I want people to understand that type 1 diabetes is not just something that people manage by simply taking some medicine and getting on their way. For many, it invades every part of our life, every day, and sometimes every minute. It sucks joy and causes unhinging worry. Read more
We call upon the Government of Canada to clarify whether or not type 1 diabetes qualifies for the Disability Tax Credit program, and for the government to remove all unnecessary barriers to insulin and supply access for people with diabetes. We support calls for the creation of a national universal pharmacare program, a frequently stated priority of the Canadian government, and note such a program would render this entire debate moot. Read more
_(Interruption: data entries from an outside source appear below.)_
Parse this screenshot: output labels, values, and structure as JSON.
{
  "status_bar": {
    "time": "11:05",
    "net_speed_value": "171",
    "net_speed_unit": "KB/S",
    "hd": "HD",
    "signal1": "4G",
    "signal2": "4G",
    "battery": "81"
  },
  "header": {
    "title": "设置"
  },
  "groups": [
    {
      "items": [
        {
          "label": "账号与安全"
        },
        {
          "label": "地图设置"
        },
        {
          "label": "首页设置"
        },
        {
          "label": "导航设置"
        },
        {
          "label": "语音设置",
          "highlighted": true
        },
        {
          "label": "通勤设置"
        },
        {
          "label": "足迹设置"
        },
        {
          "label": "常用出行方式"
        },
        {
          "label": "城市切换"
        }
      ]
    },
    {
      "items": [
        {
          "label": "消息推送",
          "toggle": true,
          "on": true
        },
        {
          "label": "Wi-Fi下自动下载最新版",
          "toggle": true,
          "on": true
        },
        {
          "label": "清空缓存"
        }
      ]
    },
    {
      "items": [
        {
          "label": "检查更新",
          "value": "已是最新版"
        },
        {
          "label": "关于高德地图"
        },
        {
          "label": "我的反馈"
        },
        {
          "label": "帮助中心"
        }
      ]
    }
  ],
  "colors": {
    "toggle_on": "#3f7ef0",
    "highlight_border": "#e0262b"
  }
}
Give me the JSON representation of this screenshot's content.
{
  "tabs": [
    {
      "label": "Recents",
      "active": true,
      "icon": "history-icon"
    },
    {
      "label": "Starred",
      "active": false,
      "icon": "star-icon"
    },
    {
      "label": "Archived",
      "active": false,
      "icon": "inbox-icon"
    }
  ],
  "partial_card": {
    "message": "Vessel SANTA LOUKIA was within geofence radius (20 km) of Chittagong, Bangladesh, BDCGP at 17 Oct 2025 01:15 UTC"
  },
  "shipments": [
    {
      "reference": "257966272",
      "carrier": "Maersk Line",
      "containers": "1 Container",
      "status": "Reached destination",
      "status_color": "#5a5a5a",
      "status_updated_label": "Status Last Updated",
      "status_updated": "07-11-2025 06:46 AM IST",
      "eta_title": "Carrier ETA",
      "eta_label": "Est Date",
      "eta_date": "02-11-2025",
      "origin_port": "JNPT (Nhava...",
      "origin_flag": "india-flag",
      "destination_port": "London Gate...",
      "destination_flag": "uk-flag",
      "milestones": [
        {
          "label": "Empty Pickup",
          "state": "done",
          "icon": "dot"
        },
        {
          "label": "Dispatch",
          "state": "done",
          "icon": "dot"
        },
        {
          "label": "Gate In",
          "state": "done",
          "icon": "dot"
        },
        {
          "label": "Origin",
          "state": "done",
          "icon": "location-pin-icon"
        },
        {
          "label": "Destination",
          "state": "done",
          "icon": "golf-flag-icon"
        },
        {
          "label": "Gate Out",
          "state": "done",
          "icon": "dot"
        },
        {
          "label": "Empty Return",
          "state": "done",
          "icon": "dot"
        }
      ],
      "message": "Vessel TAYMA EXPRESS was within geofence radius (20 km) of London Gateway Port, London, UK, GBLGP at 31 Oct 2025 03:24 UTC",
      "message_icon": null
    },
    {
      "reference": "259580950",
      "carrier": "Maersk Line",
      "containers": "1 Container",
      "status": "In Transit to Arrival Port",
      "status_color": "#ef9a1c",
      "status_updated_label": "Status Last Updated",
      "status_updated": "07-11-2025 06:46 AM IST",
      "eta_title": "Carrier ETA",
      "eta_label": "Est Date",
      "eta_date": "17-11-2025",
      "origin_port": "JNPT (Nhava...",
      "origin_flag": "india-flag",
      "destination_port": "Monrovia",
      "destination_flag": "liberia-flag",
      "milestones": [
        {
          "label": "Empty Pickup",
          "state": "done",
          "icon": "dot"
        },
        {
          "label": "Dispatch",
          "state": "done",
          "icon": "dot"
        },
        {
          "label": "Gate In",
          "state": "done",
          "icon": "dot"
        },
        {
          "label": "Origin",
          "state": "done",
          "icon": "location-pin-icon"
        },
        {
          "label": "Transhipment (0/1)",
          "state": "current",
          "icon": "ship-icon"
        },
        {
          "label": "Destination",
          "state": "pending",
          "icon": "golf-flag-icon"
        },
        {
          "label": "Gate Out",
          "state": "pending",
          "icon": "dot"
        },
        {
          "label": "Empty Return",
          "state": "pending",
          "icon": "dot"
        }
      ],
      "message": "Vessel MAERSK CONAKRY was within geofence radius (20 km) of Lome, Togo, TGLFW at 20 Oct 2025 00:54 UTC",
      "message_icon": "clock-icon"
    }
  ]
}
Along with being grateful that I am so lucky to live in a country where I did not have to constantly think about healthcare, comes a feeling of guilt. Why am I so lucky? Why do other people die because they cannot afford insulin or because they do not even have access to it? These are questions that I am constantly asking myself. And although I know that I will never receive an answer, I still sometimes struggle with that feeling. Read more
The one thing I know about in life is change. I was 12 turning 13 when my father got sick and died. He had been diagnosed with an enlarged heart and was awaiting a heart transplant, so we travelled from Canada down to the United States for him to say goodbye to the rest of the family. It was our last night there, and he didn't make it. Read more
To make a difference in all of these areas, I have founded The Diabetes Ambassadors Program (DAP). Our mission is to raise awareness about diabetes and our vision is to live a healthy and a productive life with diabetes. Most importantly, we wish to empower people with diabetes. Read more
I joined dozens of people impacted by the rising cost of insulin in the USA in protest of those prices in front of Eli Lilly headquarters in Indianapolis, Indiana. Some had traveled many hours to join the protest, but one thing was made clear, we wanted to ensure that Eli Lilly heard our voices. We were passionate in our outcry for change and jointly understood that not saying anything is simply not an option.
For a person who gets a minimum wage here, if you sum up everything and do not have insurance, you can be spending at least 40% of your income on diabetes each month. That was my experience before moving to the city to attend university. Read more
Patients and those who support us will be demonstrating outside of Eli Lilly HQ in Indianapolis on Saturday, September 9th 2017. See the full post for more information and join us at https://www.facebook.com/groups/insulin4allAction/ if you can be there.
As insulin prices crept upward, I realized I needed to figure out more ways to increase my sensitivity and reduce the large load of insulin I had to pump into myself every day. It became more than a financial struggle; I was scared that synthetic insulin could become insufficient. Then what? So with my shallow pockets and fear for the future, I talked with my doctor about the type two medication, Metformin. Read more
In the wake of rising insulin prices in the United States and recent threats to public health safety nets like Medicaid, patients with type 1 diabetes are becoming increasingly more vulnerable. As a member of the T1D community and a rising second year Masters student at the Yale School of Public Health, Samantha Willner is hoping to shed light on the terrible sacrifices members of the T1D community in the U.S. have had to make in order to get the medicine they need to live. Read more